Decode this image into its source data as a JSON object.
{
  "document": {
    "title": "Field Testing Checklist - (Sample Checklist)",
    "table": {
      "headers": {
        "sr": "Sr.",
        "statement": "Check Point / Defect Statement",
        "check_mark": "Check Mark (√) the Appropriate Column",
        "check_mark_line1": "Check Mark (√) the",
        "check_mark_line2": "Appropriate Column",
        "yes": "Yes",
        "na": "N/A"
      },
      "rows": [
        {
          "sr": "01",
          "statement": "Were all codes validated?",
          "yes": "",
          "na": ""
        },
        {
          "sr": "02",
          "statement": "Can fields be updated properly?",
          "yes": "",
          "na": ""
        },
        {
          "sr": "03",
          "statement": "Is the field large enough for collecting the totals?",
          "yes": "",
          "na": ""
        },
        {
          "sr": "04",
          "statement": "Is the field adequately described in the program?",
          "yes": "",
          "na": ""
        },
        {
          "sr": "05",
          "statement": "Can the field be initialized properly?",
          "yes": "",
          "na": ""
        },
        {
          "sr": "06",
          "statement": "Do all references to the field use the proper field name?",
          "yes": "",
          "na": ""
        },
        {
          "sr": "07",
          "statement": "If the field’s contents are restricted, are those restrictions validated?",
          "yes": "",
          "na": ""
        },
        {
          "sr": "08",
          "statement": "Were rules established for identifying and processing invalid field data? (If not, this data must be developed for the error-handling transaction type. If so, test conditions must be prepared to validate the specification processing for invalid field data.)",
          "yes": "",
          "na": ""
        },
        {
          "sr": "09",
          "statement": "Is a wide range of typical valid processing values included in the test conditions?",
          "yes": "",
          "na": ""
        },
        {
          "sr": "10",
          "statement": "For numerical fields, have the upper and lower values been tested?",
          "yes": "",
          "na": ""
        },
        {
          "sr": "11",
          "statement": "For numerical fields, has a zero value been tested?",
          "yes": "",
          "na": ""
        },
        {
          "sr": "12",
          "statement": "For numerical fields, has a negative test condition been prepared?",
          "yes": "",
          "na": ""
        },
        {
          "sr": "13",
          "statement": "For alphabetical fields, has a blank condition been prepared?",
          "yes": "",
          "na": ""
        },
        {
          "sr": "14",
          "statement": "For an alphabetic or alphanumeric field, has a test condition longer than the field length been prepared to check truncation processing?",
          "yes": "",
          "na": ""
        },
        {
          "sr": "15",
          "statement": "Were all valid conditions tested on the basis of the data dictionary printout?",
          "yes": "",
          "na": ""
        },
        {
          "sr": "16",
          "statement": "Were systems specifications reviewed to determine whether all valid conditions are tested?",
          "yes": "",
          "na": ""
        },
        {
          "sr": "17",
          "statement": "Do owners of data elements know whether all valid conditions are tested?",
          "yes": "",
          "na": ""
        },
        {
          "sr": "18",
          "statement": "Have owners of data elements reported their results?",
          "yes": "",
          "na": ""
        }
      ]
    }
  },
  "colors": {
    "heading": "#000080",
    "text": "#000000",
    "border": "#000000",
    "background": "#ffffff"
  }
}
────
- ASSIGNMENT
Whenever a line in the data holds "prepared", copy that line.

- RESULT OF THIS EXERCISE
          "statement": "Were rules established for identifying and processing invalid field data? (If not, this data must be developed for the error-handling transaction type. If so, test conditions must be prepared to validate the specification processing for invalid field data.)",
          "statement": "For numerical fields, has a negative test condition been prepared?",
          "statement": "For alphabetical fields, has a blank condition been prepared?",
          "statement": "For an alphabetic or alphanumeric field, has a test condition longer than the field length been prepared to check truncation processing?",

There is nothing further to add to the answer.